Alexander Hamilton once called the national judiciary "the least dangerous branch." Was he correct?
I would tend to agree with this statement. I will talk about why the judiciary cannot be much of a danger (rather than talking about why the other branches can be dangerous).
First, the judiciary can only respond to cases that are brought to them. They cannot go out and proactively get involved in whatever area of policy they like. This greatly limits their scope as they cannot act on taxes, health care, foreign policy, things like that.
Second, the judiciary must rely on the other branches to carry out its judgements. If the judiciary's decisions are too far out of the mainstream, they are not likely to be enforced (for example, their decision in Worcester v. Georgia that Pres. Jackson would not enforce). This will seriously damage their credibility and they will want to avoid that.
So, even though judges are unelected and cannot really be removed, they are unable to do all that much compared to other branches. They cannot touch many areas of policy and even in the areas they can effect they must be careful not to be too radical.

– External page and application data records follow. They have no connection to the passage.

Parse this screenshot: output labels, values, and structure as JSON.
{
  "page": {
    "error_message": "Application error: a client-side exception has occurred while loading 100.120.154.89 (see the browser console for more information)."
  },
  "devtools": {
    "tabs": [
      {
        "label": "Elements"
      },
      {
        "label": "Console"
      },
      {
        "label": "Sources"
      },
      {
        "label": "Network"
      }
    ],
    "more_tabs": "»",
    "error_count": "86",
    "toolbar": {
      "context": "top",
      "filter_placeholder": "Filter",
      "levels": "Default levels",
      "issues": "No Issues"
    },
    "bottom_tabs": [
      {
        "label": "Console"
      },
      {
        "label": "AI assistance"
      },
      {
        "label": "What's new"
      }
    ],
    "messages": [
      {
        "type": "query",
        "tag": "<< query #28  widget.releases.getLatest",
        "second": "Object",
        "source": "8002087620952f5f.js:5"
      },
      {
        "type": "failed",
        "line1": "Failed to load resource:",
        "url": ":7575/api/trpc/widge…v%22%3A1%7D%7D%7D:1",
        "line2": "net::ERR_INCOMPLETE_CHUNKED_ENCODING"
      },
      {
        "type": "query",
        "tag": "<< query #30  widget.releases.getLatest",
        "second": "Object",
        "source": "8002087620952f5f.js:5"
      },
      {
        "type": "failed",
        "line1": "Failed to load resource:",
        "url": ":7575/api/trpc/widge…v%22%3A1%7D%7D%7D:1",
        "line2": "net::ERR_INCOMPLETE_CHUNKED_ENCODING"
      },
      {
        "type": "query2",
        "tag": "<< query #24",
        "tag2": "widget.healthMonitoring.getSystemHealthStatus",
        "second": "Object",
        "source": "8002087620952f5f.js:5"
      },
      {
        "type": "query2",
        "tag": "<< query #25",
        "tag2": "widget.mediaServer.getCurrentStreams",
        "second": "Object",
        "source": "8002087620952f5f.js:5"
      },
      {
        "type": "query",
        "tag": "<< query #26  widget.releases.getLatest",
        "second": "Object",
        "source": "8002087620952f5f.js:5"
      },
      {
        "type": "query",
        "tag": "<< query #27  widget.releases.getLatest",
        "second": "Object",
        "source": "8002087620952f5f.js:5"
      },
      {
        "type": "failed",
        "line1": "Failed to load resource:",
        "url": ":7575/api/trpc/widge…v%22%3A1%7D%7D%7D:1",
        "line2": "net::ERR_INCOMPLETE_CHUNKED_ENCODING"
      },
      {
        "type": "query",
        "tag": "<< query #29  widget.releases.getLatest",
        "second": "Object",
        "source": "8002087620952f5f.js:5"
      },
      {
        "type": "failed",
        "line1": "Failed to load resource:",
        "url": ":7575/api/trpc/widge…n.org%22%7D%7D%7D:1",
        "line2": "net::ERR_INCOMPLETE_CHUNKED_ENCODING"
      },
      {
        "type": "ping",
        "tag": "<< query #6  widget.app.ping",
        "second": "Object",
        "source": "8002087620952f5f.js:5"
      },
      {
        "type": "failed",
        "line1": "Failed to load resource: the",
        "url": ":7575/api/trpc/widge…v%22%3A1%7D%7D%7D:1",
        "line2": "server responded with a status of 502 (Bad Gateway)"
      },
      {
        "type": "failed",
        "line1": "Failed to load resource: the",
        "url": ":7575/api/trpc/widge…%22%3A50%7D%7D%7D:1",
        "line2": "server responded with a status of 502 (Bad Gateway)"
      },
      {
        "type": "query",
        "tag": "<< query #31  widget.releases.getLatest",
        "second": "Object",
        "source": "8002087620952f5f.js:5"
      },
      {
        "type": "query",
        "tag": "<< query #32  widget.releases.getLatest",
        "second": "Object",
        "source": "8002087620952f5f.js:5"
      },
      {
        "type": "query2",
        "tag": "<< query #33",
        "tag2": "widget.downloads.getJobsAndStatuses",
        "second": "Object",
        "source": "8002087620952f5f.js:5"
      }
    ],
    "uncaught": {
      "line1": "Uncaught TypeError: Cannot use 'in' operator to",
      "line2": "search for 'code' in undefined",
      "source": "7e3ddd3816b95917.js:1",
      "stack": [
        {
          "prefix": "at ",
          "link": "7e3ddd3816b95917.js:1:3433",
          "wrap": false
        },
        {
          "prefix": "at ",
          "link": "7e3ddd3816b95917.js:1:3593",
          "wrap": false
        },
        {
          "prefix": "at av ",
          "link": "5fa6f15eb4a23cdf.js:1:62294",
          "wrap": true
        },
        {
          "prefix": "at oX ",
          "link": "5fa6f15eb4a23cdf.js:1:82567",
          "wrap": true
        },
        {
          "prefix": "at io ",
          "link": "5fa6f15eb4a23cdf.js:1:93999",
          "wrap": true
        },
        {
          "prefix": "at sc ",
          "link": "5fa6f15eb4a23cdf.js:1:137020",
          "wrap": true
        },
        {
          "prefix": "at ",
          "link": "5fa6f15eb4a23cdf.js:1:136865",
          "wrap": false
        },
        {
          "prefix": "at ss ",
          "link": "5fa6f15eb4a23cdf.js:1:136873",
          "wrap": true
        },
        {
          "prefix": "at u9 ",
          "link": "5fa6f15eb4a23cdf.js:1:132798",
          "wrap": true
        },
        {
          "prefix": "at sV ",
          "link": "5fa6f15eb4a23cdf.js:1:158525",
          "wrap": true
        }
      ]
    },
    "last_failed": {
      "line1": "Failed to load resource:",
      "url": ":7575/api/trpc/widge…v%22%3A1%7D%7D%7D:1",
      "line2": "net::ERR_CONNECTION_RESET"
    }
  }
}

I think that Hamilton is correct in his assertion. The primary function of the judicial is to interpret the Constitutionality of laws and actions of the legislative and executive branch. In this respect, its power is limited to being a strong response to the other two. It does not have the explicit powers of being able to initiate anything, and in this respect, it represents the least amount of danger because it is not going to do anything that will plunge the nation into peril. At its worst, it is going to interpret the Constitution, which cannot be considered dangerous because this is the essence of American jurisprudence and the "supreme law of the land."